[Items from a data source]
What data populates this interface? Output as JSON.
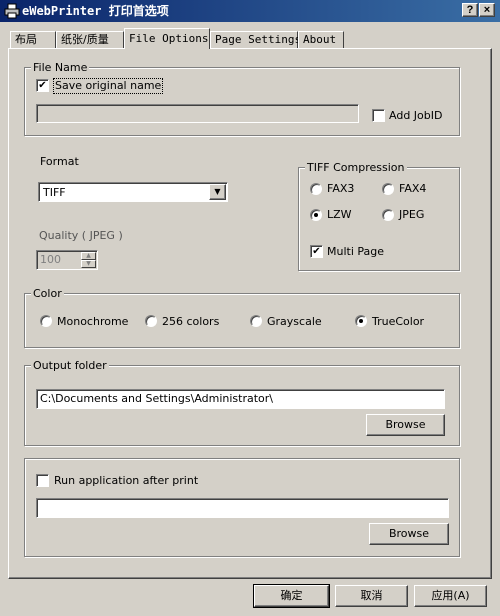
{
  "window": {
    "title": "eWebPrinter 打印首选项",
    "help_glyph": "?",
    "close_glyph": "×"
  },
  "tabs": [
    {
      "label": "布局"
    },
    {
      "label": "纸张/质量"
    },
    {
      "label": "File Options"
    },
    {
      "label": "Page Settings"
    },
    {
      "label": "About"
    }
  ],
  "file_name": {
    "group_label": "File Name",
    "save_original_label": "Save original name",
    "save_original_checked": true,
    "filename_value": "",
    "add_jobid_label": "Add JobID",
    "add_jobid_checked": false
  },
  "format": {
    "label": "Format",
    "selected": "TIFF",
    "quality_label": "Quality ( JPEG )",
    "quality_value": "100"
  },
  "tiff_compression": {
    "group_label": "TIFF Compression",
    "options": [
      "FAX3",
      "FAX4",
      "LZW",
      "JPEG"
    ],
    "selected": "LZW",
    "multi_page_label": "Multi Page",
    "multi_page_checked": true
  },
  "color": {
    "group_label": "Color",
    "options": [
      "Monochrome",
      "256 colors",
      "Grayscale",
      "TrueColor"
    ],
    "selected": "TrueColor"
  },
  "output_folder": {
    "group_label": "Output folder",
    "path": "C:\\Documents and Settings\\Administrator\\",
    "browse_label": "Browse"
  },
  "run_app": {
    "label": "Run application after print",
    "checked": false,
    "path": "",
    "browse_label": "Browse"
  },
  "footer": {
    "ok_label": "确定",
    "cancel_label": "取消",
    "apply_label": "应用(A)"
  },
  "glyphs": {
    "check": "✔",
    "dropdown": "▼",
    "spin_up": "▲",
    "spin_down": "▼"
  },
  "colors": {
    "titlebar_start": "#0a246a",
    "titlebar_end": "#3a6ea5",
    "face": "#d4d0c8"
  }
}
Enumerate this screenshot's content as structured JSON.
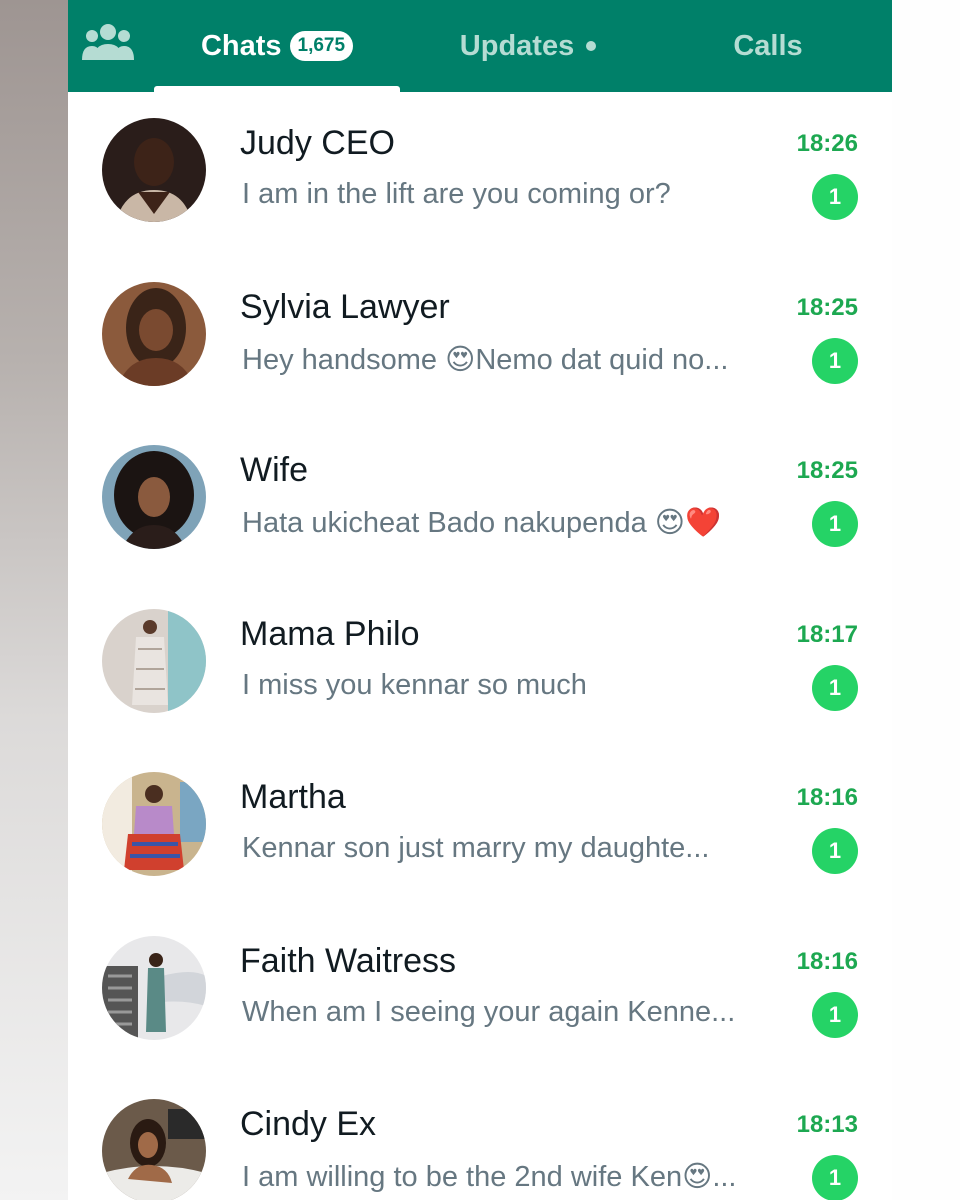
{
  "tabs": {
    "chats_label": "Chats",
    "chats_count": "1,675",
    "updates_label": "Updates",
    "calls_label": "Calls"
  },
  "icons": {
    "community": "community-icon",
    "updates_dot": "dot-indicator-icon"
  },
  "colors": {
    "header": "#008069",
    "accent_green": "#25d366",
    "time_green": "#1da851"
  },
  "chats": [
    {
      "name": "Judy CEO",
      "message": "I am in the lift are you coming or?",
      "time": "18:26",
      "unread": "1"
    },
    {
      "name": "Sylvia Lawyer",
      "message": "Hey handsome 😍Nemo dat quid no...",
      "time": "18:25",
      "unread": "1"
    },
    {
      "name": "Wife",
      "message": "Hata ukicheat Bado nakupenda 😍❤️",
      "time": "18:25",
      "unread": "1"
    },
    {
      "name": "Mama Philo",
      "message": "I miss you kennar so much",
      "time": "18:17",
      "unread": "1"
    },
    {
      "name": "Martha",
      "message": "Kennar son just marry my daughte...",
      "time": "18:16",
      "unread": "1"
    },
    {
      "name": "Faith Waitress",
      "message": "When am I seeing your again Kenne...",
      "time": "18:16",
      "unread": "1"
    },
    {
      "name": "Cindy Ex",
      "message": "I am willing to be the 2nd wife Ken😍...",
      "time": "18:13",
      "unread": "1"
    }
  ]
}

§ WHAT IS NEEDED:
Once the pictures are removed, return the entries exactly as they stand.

§ YOUR RESPONSE:
What data populates this interface? Output as JSON.
{
  "window": {
    "title": "eWebPrinter 打印首选项",
    "help_glyph": "?",
    "close_glyph": "×"
  },
  "tabs": [
    {
      "label": "布局"
    },
    {
      "label": "纸张/质量"
    },
    {
      "label": "File Options"
    },
    {
      "label": "Page Settings"
    },
    {
      "label": "About"
    }
  ],
  "file_name": {
    "group_label": "File Name",
    "save_original_label": "Save original name",
    "save_original_checked": true,
    "filename_value": "",
    "add_jobid_label": "Add JobID",
    "add_jobid_checked": false
  },
  "format": {
    "label": "Format",
    "selected": "TIFF",
    "quality_label": "Quality ( JPEG )",
    "quality_value": "100"
  },
  "tiff_compression": {
    "group_label": "TIFF Compression",
    "options": [
      "FAX3",
      "FAX4",
      "LZW",
      "JPEG"
    ],
    "selected": "LZW",
    "multi_page_label": "Multi Page",
    "multi_page_checked": true
  },
  "color": {
    "group_label": "Color",
    "options": [
      "Monochrome",
      "256 colors",
      "Grayscale",
      "TrueColor"
    ],
    "selected": "TrueColor"
  },
  "output_folder": {
    "group_label": "Output folder",
    "path": "C:\\Documents and Settings\\Administrator\\",
    "browse_label": "Browse"
  },
  "run_app": {
    "label": "Run application after print",
    "checked": false,
    "path": "",
    "browse_label": "Browse"
  },
  "footer": {
    "ok_label": "确定",
    "cancel_label": "取消",
    "apply_label": "应用(A)"
  },
  "glyphs": {
    "check": "✔",
    "dropdown": "▼",
    "spin_up": "▲",
    "spin_down": "▼"
  },
  "colors": {
    "titlebar_start": "#0a246a",
    "titlebar_end": "#3a6ea5",
    "face": "#d4d0c8"
  }
}
Enumerate this screenshot's content as structured JSON.
{
  "tabs": {
    "chats_label": "Chats",
    "chats_count": "1,675",
    "updates_label": "Updates",
    "calls_label": "Calls"
  },
  "icons": {
    "community": "community-icon",
    "updates_dot": "dot-indicator-icon"
  },
  "colors": {
    "header": "#008069",
    "accent_green": "#25d366",
    "time_green": "#1da851"
  },
  "chats": [
    {
      "name": "Judy CEO",
      "message": "I am in the lift are you coming or?",
      "time": "18:26",
      "unread": "1"
    },
    {
      "name": "Sylvia Lawyer",
      "message": "Hey handsome 😍Nemo dat quid no...",
      "time": "18:25",
      "unread": "1"
    },
    {
      "name": "Wife",
      "message": "Hata ukicheat Bado nakupenda 😍❤️",
      "time": "18:25",
      "unread": "1"
    },
    {
      "name": "Mama Philo",
      "message": "I miss you kennar so much",
      "time": "18:17",
      "unread": "1"
    },
    {
      "name": "Martha",
      "message": "Kennar son just marry my daughte...",
      "time": "18:16",
      "unread": "1"
    },
    {
      "name": "Faith Waitress",
      "message": "When am I seeing your again Kenne...",
      "time": "18:16",
      "unread": "1"
    },
    {
      "name": "Cindy Ex",
      "message": "I am willing to be the 2nd wife Ken😍...",
      "time": "18:13",
      "unread": "1"
    }
  ]
}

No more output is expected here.